Website and app data records -

- - -

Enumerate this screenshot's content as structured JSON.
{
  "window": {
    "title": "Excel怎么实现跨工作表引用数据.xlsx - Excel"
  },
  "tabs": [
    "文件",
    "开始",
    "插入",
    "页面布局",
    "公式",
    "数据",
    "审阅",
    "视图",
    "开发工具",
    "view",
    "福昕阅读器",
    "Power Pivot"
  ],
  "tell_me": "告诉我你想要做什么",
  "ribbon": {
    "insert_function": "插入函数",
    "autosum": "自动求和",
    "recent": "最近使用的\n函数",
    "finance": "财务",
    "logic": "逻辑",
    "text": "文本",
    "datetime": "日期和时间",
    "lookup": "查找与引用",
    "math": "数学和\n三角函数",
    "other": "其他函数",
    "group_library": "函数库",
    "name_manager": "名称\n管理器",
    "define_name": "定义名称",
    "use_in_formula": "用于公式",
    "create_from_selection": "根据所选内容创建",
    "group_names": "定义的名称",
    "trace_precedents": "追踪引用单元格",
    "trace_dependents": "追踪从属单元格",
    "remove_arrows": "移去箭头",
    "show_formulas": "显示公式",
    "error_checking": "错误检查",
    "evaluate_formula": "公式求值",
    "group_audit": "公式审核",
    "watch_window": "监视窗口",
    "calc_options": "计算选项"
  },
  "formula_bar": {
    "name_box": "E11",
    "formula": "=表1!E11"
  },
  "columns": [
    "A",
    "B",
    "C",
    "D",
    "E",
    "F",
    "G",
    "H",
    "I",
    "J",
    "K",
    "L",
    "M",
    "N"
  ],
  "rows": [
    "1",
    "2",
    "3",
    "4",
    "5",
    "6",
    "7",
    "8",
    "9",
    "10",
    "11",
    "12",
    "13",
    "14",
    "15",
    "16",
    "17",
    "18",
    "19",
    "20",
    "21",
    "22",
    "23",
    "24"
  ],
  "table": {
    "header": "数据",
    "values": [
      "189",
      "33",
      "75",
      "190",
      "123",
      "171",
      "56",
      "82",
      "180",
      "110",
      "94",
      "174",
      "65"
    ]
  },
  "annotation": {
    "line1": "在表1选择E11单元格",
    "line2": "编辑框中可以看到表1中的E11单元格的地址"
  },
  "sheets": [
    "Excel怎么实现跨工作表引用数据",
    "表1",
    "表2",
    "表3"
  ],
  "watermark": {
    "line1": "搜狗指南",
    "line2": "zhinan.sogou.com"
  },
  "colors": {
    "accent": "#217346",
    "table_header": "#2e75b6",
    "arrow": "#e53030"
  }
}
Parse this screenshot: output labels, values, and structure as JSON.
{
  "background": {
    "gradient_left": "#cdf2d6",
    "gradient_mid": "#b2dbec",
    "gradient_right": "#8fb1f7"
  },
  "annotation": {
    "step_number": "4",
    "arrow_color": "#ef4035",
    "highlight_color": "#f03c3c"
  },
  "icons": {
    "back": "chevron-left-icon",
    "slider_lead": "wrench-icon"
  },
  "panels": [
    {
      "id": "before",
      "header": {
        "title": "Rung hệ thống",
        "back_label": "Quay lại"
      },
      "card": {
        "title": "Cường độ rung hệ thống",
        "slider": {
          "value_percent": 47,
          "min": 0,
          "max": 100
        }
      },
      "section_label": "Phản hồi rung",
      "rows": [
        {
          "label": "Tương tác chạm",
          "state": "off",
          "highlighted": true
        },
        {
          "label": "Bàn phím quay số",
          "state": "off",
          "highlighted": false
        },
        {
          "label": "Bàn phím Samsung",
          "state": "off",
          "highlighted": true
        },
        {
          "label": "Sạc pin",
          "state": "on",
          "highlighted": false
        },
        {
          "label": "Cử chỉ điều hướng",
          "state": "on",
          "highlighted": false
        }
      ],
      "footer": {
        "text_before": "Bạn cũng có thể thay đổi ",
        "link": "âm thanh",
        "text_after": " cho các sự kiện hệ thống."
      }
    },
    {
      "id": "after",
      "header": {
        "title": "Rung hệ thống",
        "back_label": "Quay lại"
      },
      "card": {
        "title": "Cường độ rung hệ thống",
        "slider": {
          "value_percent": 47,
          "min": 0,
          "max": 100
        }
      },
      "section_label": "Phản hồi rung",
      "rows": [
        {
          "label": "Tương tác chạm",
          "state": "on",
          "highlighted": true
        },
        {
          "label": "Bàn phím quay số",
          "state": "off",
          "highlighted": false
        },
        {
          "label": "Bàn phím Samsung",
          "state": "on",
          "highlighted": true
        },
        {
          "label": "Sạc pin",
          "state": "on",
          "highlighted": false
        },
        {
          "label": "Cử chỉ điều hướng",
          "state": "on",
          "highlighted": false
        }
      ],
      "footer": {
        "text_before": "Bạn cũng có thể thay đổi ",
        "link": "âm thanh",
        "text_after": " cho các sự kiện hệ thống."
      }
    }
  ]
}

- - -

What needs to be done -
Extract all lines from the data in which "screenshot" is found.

Written answer -
Enumerate this screenshot's content as structured JSON.
Parse this screenshot: output labels, values, and structure as JSON.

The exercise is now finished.